"I saw myself as a romantically isolated religious heroine, a sort of self-made Baptist martyr," Lee read. "At other times, I had a feeling of loss that I was too proud to acknowledge."
Lee then read "Brothers and Sisters Around the World" from her most recent collection of stories, "Interesting Women." The protagonist, a black woman vacationing in Madagascar with her "French gentleman adventurer" husband and 4-year-old son, disrupts the equilibrium of their host village when she slaps a young woman who is flirting with her husband. Gossip "flashes ... with electronic swiftness" through the village, and the protagonist's pride and shame, remorse and revenge tumble together in the aftermath.

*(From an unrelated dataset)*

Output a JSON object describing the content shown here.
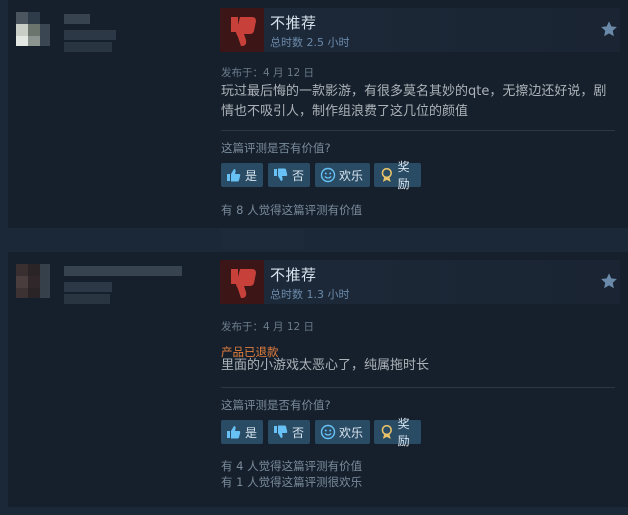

The protagonist faces the locals bravely - they are largely supportive - but struggles when she re-encounters the young seductress and her friend.
"Now, in this troublesome way, our connection has been established," Lee read. "And between my guilt and my dawning affection, I suspect I will never get rid of these two."
Lee and Kincaid's readings were the first of 14 in the weekly Black Writers Reading series (see sidebar). In his introduction to the series, Henry Louis Gates Jr., W.E.B. Du Bois Professor of the Humanities and director of the W.E.B. Du Bois Institute, described the participants as writers "weighing concerns with race matters against concerns with craft matters." They all, he said, "take for granted the simple proposition that the particularity of the black experience is the stuff of art."
Black Writers Reading Series
Feb. 19, 4 p.m.
Feb. 26, 4 p.m.
March 5, 5 p.m.
March 12, 4 p.m.
March 19, 4 p.m.